“When my anniversary date comes around, I always do chalk your walk,” Melton told The Pilot. “It’s kind of a virtual challenge to other people and other communities to join me on that specific day and get out and chalk something.”

A creation by sidewalk chalk expert and artist Susan Melton. Courtesy Susan Melton


Melton adds, “Almost daily I’ll get something from somebody that says ‘thank you so much, I was really struggling today,’ or ‘I’m still having a really hard time with this.’ ”

Her main goals are to inspire and uplift people no matter what they are going through and where they are, says Melton. The beauty of sidewalk chalk is you can go out and do it anywhere. She chooses her chalk inspiration daily based off something that has inspired her, or by requests from people all around. You can read more about Susan Melton’s sidewalk chalk adventure on her Facebook page, Sidewalk Chalk Project.                                                                               

Susan Melton posts daily chalk art on Facebook. Courtesy Susan Melton

Principia junior Spencer Christensen says he’s been touched by the chalk art he’s seen around his neighborhood in Centennial, Colorado while out on his runs and walks everyday.

“There was one message that was just like ‘we’re all in this together,’ and it was just really cool [that] any form of kindness is never taken for granted,” Christensen says. ‘I’m glad people are surrounding themselves with this type of message.’

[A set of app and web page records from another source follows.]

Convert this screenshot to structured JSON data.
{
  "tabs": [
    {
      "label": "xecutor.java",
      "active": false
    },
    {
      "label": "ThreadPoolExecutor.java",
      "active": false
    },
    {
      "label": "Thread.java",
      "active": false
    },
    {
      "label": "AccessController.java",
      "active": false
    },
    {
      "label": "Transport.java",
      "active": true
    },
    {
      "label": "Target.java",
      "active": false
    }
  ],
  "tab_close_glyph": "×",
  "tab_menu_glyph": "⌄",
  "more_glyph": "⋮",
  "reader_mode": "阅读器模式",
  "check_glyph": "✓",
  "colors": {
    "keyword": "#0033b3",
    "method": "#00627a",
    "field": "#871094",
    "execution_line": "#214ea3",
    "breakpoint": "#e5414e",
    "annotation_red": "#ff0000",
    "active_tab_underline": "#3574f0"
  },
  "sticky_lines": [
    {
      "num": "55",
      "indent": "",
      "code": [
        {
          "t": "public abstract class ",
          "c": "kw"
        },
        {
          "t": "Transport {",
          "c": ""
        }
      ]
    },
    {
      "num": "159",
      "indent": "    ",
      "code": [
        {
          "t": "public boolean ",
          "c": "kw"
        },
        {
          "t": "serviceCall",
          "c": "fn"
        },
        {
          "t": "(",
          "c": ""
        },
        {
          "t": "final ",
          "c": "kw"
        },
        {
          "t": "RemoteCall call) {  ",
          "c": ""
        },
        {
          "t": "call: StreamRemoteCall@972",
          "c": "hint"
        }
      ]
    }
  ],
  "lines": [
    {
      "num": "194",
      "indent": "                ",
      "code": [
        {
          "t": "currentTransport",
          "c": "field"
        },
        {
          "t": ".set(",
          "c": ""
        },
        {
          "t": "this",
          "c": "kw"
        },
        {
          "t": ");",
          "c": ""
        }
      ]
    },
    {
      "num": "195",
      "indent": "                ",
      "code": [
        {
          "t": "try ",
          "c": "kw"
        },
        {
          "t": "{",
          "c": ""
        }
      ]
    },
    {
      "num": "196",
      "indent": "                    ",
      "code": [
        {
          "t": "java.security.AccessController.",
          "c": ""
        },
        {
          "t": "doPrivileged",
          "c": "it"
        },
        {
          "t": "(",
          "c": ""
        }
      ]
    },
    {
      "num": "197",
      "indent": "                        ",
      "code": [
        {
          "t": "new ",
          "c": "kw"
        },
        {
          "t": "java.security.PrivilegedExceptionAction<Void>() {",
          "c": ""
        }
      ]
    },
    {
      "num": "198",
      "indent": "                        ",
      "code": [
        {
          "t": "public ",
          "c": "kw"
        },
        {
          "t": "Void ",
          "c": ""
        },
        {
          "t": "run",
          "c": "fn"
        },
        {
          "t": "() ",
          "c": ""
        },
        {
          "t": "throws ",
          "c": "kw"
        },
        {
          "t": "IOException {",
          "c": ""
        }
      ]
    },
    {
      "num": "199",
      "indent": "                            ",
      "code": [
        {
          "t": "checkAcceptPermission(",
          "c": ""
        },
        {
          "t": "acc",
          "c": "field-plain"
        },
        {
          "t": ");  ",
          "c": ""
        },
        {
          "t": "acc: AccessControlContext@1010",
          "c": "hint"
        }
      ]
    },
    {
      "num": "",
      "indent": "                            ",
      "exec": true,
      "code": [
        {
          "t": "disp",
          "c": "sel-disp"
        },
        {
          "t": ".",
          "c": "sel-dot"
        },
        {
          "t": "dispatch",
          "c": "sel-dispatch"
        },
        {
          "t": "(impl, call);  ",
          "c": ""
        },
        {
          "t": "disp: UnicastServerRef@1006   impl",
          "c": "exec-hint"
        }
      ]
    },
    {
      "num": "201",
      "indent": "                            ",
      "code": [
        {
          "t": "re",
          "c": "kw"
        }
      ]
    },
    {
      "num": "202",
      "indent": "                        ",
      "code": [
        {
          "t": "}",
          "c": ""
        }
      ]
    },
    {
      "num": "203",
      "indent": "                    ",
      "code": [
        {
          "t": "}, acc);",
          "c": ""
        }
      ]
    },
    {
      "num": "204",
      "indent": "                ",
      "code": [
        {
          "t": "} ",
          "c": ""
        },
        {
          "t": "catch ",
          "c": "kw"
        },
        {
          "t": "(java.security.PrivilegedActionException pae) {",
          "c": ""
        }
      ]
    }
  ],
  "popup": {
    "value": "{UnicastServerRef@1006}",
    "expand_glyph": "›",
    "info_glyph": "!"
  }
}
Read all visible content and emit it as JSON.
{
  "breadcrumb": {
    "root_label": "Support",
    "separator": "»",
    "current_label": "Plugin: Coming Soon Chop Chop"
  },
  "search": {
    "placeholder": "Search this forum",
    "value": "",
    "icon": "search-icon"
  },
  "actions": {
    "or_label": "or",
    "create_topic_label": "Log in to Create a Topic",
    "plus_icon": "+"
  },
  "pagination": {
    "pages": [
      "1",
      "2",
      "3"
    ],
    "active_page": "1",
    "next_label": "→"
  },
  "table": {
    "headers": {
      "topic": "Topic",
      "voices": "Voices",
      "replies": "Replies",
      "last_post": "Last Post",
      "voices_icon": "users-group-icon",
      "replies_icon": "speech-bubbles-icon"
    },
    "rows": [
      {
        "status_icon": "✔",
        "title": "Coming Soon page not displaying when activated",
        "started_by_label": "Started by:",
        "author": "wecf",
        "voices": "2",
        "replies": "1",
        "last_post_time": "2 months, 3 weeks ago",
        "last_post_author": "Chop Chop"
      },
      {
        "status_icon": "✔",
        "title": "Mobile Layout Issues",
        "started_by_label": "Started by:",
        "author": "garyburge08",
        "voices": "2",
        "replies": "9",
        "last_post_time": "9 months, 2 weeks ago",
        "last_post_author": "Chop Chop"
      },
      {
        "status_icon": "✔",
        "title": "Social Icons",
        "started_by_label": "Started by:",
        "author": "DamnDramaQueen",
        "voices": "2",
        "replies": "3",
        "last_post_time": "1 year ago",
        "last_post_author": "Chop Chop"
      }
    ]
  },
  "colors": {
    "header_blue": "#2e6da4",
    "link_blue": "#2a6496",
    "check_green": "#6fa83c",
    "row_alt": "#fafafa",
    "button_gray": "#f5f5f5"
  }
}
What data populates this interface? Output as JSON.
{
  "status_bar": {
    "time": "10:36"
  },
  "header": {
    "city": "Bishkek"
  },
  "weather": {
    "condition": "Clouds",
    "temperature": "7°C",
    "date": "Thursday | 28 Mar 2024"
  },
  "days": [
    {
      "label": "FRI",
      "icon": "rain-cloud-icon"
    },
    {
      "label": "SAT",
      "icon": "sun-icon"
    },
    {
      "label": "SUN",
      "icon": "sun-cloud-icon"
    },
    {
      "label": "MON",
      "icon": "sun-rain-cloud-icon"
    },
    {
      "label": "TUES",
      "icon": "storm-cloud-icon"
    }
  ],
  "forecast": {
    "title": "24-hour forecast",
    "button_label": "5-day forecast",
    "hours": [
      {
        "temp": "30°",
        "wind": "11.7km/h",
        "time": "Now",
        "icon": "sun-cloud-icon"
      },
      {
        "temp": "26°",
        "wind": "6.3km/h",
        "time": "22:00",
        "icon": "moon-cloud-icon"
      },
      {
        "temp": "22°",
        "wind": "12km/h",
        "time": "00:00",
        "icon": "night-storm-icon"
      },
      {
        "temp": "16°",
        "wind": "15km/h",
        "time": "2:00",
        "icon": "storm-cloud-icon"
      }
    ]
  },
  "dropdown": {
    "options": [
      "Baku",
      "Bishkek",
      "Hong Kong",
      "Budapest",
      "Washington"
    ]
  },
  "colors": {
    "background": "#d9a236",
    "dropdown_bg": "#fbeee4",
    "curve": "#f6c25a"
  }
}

Junior Spencer Christensen’s neighbor did this chalk art near his home in Centennial, Colorado. Photo by Spencer Christensen.

These chalk messages of support are popping up all over the nation on the “canvas” of sidewalks. You, too, can be a part of this wonderful creative project during these uncertain times.

Grab that chalk and inspire, create, and unite—we are all in this together.

Chalk art in the author’s Long Beach, California neighborhood. Photo by Katie Lovegren

Featured photo at top shows chalk art done by the author, Katie Lovegren, at her home in Long Beach, California.

Image courtesy of Sophie Hills